The same holds true for science fiction and fantasy. During the "Golden Age of Science Fiction" in the 1950s, while the US and the Soviet Union began a four decade-long Cold War, there was this tension between the desire to expand outward and the fear of what might be encountered. I will not go into depth exploring the rise of "monster" movies during this time nor will I discuss here in depth the hows and whys behind the comics craze (and its controversies, although there is a book by David Hajdu, The Ten-¢ent Plague, that I would highly recommend for others to read if they want to know more about this era); I will just merely note them in passing.
But now, almost a decade into the 21st century, things have changed. Communism has collapsed; "Western" enemies no longer have a single face. Even the "good guys" have their foibles strewn about for all to see, 24/7. Sports "heroes" are more often seen as representing the worst of human traits (greed, selfishness, lack of loyalty) than as representing that to which so many aspire (competitiveness, working together, achieving against great odds). Is it any surprise that our various media outlets mirror this growing sense of cynicism?

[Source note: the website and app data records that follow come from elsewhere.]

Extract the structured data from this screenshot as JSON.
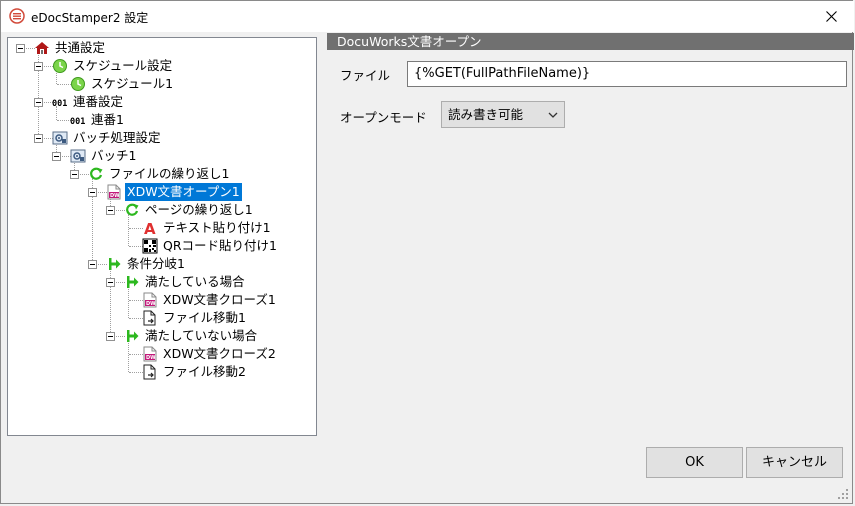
{
  "window": {
    "title": "eDocStamper2 設定"
  },
  "tree": [
    {
      "label": "共通設定",
      "icon": "house-icon",
      "level": 0,
      "expanded": true
    },
    {
      "label": "スケジュール設定",
      "icon": "clock-icon",
      "level": 1,
      "expanded": true
    },
    {
      "label": "スケジュール1",
      "icon": "clock-icon",
      "level": 2
    },
    {
      "label": "連番設定",
      "icon": "numbering-icon",
      "level": 1,
      "expanded": true
    },
    {
      "label": "連番1",
      "icon": "numbering-icon",
      "level": 2
    },
    {
      "label": "バッチ処理設定",
      "icon": "batch-icon",
      "level": 1,
      "expanded": true
    },
    {
      "label": "バッチ1",
      "icon": "batch-icon",
      "level": 2,
      "expanded": true
    },
    {
      "label": "ファイルの繰り返し1",
      "icon": "loop-icon",
      "level": 3,
      "expanded": true
    },
    {
      "label": "XDW文書オープン1",
      "icon": "xdw-document-icon",
      "level": 4,
      "expanded": true,
      "selected": true
    },
    {
      "label": "ページの繰り返し1",
      "icon": "loop-icon",
      "level": 5,
      "expanded": true
    },
    {
      "label": "テキスト貼り付け1",
      "icon": "text-stamp-icon",
      "level": 6
    },
    {
      "label": "QRコード貼り付け1",
      "icon": "qrcode-icon",
      "level": 6
    },
    {
      "label": "条件分岐1",
      "icon": "branch-icon",
      "level": 4,
      "expanded": true
    },
    {
      "label": "満たしている場合",
      "icon": "branch-icon",
      "level": 5,
      "expanded": true
    },
    {
      "label": "XDW文書クローズ1",
      "icon": "xdw-document-icon",
      "level": 6
    },
    {
      "label": "ファイル移動1",
      "icon": "file-move-icon",
      "level": 6
    },
    {
      "label": "満たしていない場合",
      "icon": "branch-icon",
      "level": 5,
      "expanded": true
    },
    {
      "label": "XDW文書クローズ2",
      "icon": "xdw-document-icon",
      "level": 6
    },
    {
      "label": "ファイル移動2",
      "icon": "file-move-icon",
      "level": 6
    }
  ],
  "panel": {
    "header": "DocuWorks文書オープン",
    "file_label": "ファイル",
    "file_value": "{%GET(FullPathFileName)}",
    "open_mode_label": "オープンモード",
    "open_mode_value": "読み書き可能"
  },
  "buttons": {
    "ok": "OK",
    "cancel": "キャンセル"
  },
  "colors": {
    "selection": "#0078d7",
    "section_header": "#707070",
    "window_bg": "#f0f0f0"
  }
}
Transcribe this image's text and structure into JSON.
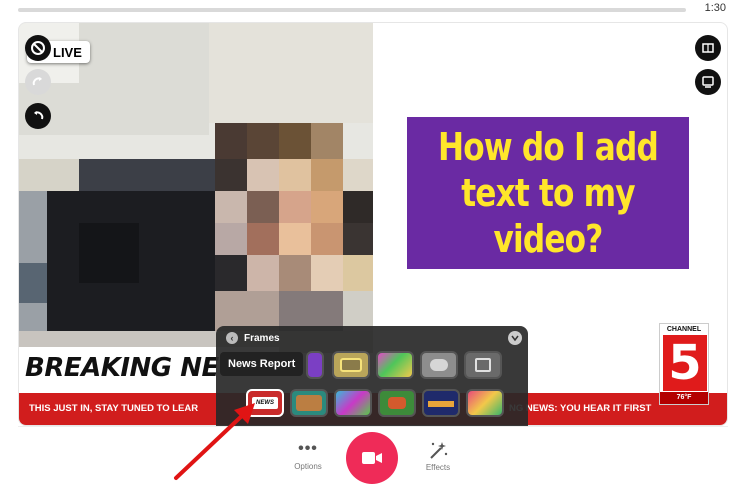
{
  "timer": "1:30",
  "live_badge": "LIVE",
  "overlay": {
    "title_text": "How do I add text to my video?",
    "breaking_text": "BREAKING NE",
    "ticker_left": "THIS JUST IN, STAY TUNED TO LEAR",
    "ticker_right": "NG NEWS: YOU HEAR IT FIRST",
    "channel": {
      "label": "CHANNEL",
      "number": "5",
      "temp": "76°F"
    }
  },
  "frames_panel": {
    "title": "Frames",
    "tooltip": "News Report",
    "selected_thumb_label": "NEWS"
  },
  "toolbar": {
    "options_label": "Options",
    "effects_label": "Effects"
  },
  "colors": {
    "record": "#ef2b58",
    "title_bg": "#6a2aa3",
    "title_text": "#ffe62a",
    "ticker": "#d11d1d",
    "annotation_arrow": "#e01414"
  },
  "icons": [
    "no-sign-icon",
    "redo-icon",
    "undo-icon",
    "book-icon",
    "screen-icon",
    "chevron-left-icon",
    "chevron-down-icon",
    "more-dots-icon",
    "video-camera-icon",
    "magic-wand-icon"
  ]
}
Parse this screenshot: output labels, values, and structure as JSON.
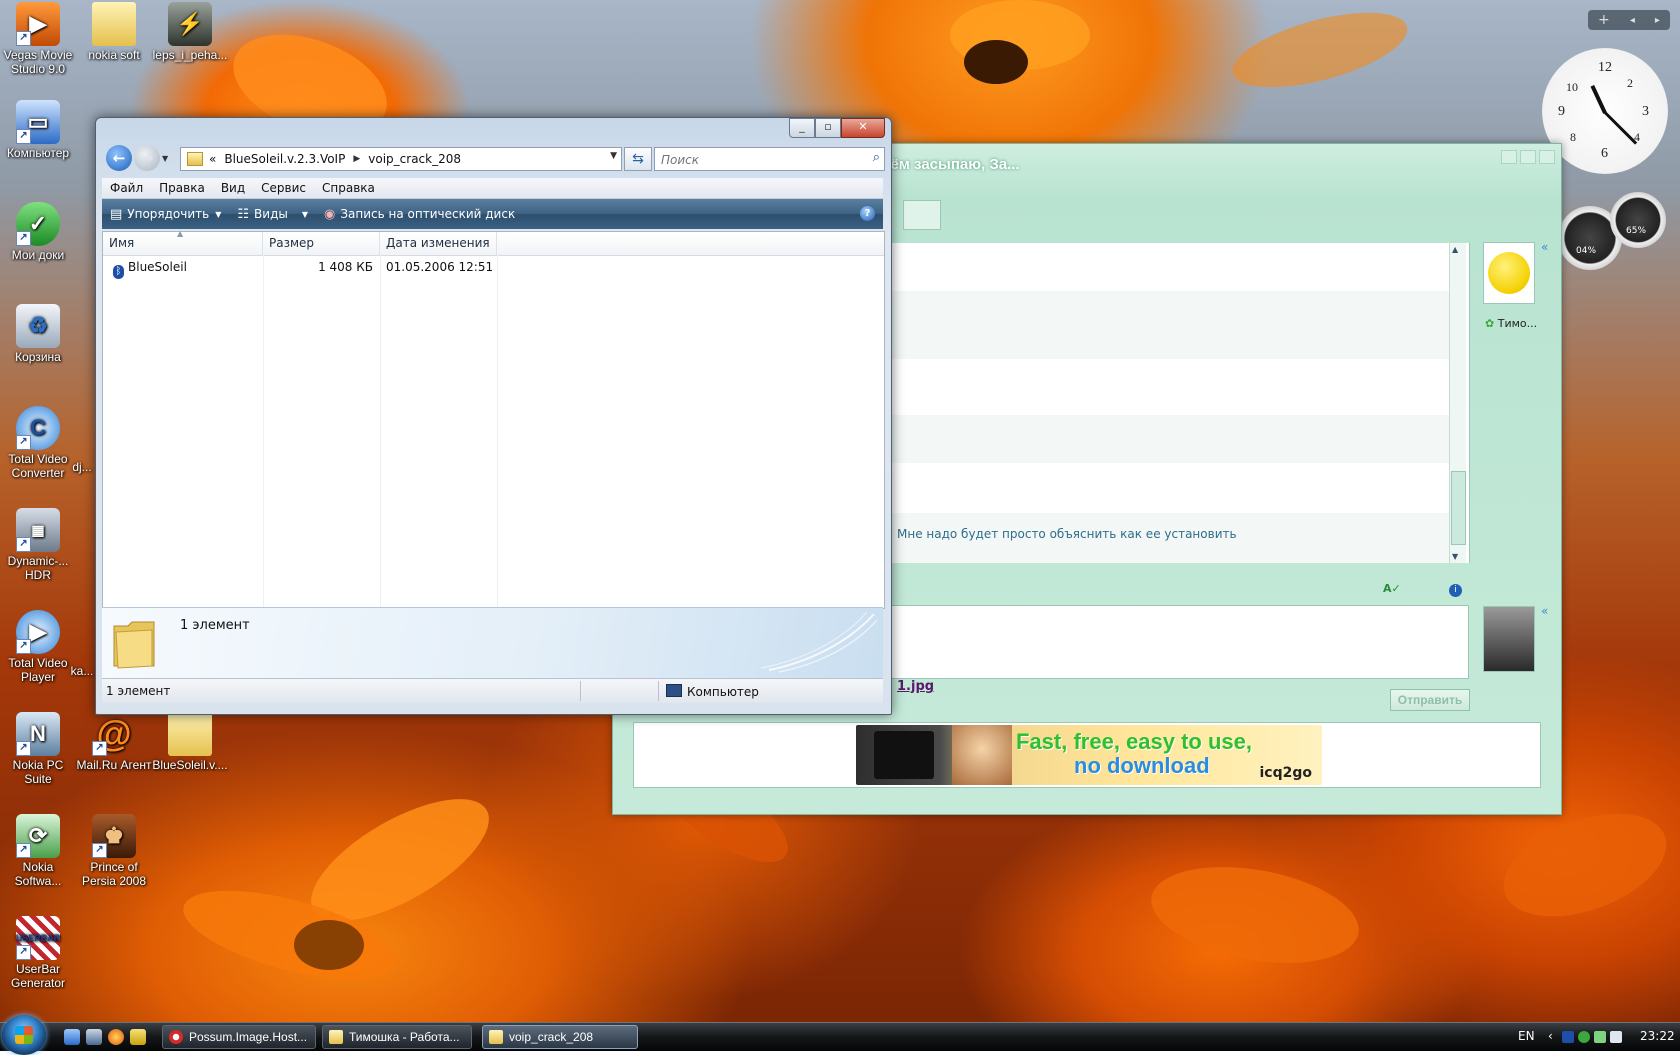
{
  "desktop": {
    "icons": [
      {
        "label": "Vegas Movie Studio 9.0"
      },
      {
        "label": "nokia soft"
      },
      {
        "label": "leps_i_peha..."
      },
      {
        "label": "Компьютер"
      },
      {
        "label": "Мои доки"
      },
      {
        "label": "Корзина"
      },
      {
        "label": "Total Video Converter"
      },
      {
        "label": "dj..."
      },
      {
        "label": "Dynamic-... HDR"
      },
      {
        "label": "Total Video Player"
      },
      {
        "label": "ka..."
      },
      {
        "label": "Nokia PC Suite"
      },
      {
        "label": "Mail.Ru Агент"
      },
      {
        "label": "BlueSoleil.v...."
      },
      {
        "label": "Nokia Softwa..."
      },
      {
        "label": "Prince of Persia 2008"
      },
      {
        "label": "UserBar Generator"
      }
    ]
  },
  "icq_window": {
    "title": "зём засыпаю, За...",
    "message": "Мне надо будет просто объяснить как ее установить",
    "file_link": "1.jpg",
    "send_label": "Отправить",
    "contact_name": "Тимо...",
    "ad": {
      "line1": "Fast, free, easy to use,",
      "line2": "no download",
      "brand": "icq2go"
    }
  },
  "explorer": {
    "breadcrumb": {
      "prefix": "«",
      "parts": [
        "BlueSoleil.v.2.3.VoIP",
        "voip_crack_208"
      ]
    },
    "search_placeholder": "Поиск",
    "menu": [
      "Файл",
      "Правка",
      "Вид",
      "Сервис",
      "Справка"
    ],
    "toolbar": {
      "organize": "Упорядочить",
      "views": "Виды",
      "burn": "Запись на оптический диск",
      "help": "?"
    },
    "columns": [
      "Имя",
      "Размер",
      "Дата изменения"
    ],
    "rows": [
      {
        "name": "BlueSoleil",
        "size": "1 408 КБ",
        "modified": "01.05.2006 12:51"
      }
    ],
    "details_count": "1 элемент",
    "status": {
      "count": "1 элемент",
      "location": "Компьютер"
    }
  },
  "taskbar": {
    "tasks": [
      {
        "label": "Possum.Image.Host..."
      },
      {
        "label": "Тимошка - Работа..."
      },
      {
        "label": "voip_crack_208"
      }
    ],
    "language": "EN",
    "time": "23:22"
  },
  "gadgets": {
    "cpu_percent": "04%",
    "mem_percent": "65%"
  },
  "colors": {
    "explorer_toolbar": "#3e6385",
    "icq_accent": "#b9e3d1",
    "taskbar": "#141618"
  }
}
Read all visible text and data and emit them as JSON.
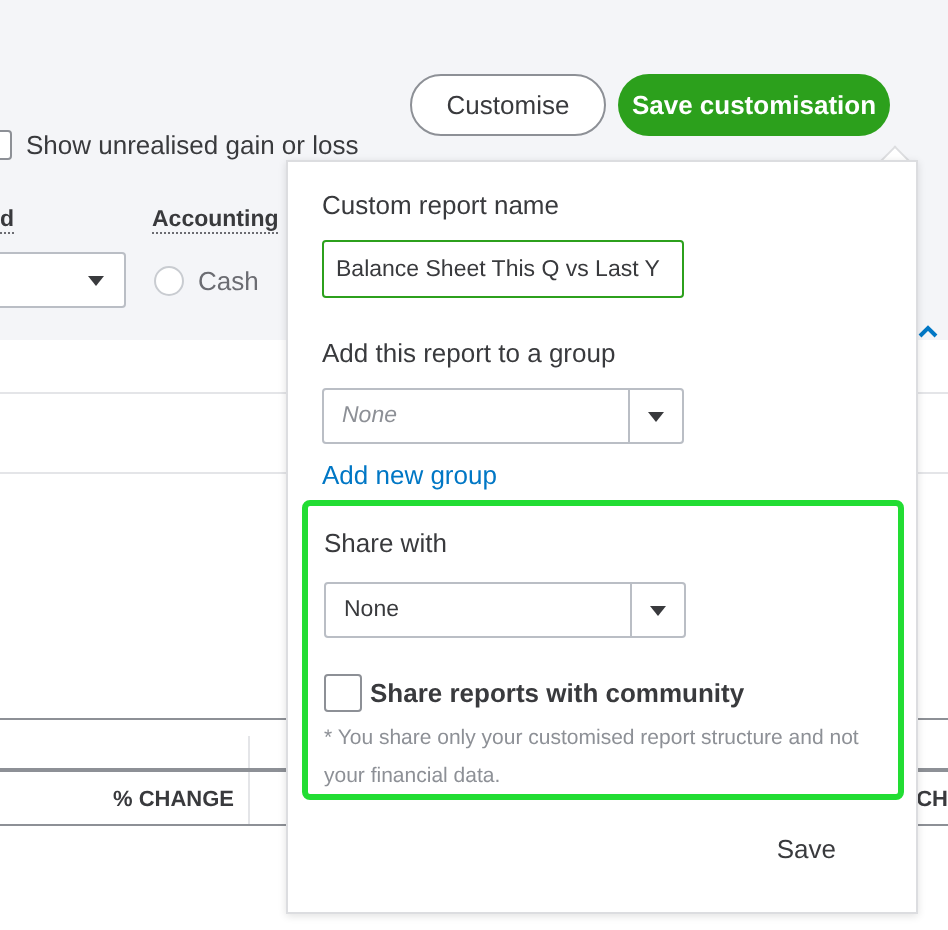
{
  "toolbar": {
    "buttons": [
      {
        "label": "Customise",
        "kind": "outline"
      },
      {
        "label": "Save customisation",
        "kind": "primary"
      }
    ]
  },
  "options": {
    "unrealised_gain": {
      "label": "Show unrealised gain or loss",
      "checked": false
    },
    "period_label": "d",
    "accounting_method": {
      "label": "Accounting",
      "choices": [
        {
          "label": "Cash",
          "selected": false
        }
      ]
    }
  },
  "table": {
    "columns": [
      {
        "label": "% CHANGE"
      },
      {
        "label": "CH"
      }
    ]
  },
  "popover": {
    "report_name": {
      "label": "Custom report name",
      "value": "Balance Sheet This Q vs Last Y"
    },
    "group": {
      "label": "Add this report to a group",
      "placeholder": "None",
      "link": "Add new group"
    },
    "share": {
      "label": "Share with",
      "value": "None",
      "community": {
        "label": "Share reports with community",
        "checked": false
      },
      "note": "* You share only your customised report structure and not your financial data."
    },
    "save": "Save"
  }
}
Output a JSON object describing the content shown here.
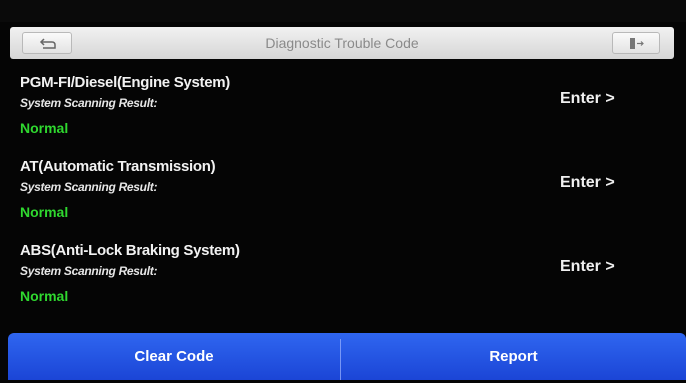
{
  "header": {
    "title": "Diagnostic Trouble Code",
    "back_icon": "back-arrow-icon",
    "exit_icon": "exit-door-icon"
  },
  "systems": [
    {
      "name": "PGM-FI/Diesel(Engine System)",
      "scan_label": "System Scanning Result:",
      "result": "Normal",
      "enter_label": "Enter >"
    },
    {
      "name": "AT(Automatic Transmission)",
      "scan_label": "System Scanning Result:",
      "result": "Normal",
      "enter_label": "Enter >"
    },
    {
      "name": "ABS(Anti-Lock Braking System)",
      "scan_label": "System Scanning Result:",
      "result": "Normal",
      "enter_label": "Enter >"
    }
  ],
  "footer": {
    "clear_label": "Clear Code",
    "report_label": "Report"
  },
  "colors": {
    "background": "#050505",
    "result_normal": "#2fd82f",
    "footer_blue": "#1b45d6",
    "title_gray": "#8a8a8a"
  }
}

I have heard many claim that they read fantasy and science fiction for "escapism," but in a very ironic sense (or rather, in a bubble-popping one), each of the traits I've listed above is beginning to emerge in genre fiction. From the cynical, brooding, "anti-heroic" characters who perhaps are only less bad than their counterparts, to the growing sense in many strands of genre literature that one is left only to cheer for the lesser evil rather than for the greater good. "Gritty" is the "hot" thing now for many reading epic fantasies, yet what are these fantasies but a stronger reflection of the world around? There are so few, if any, "white hats" around. One has to wonder if one is just merely "escaping" from one cultural milieu to a reflected mirror image of it. Fascinating, if ultimately ethereal.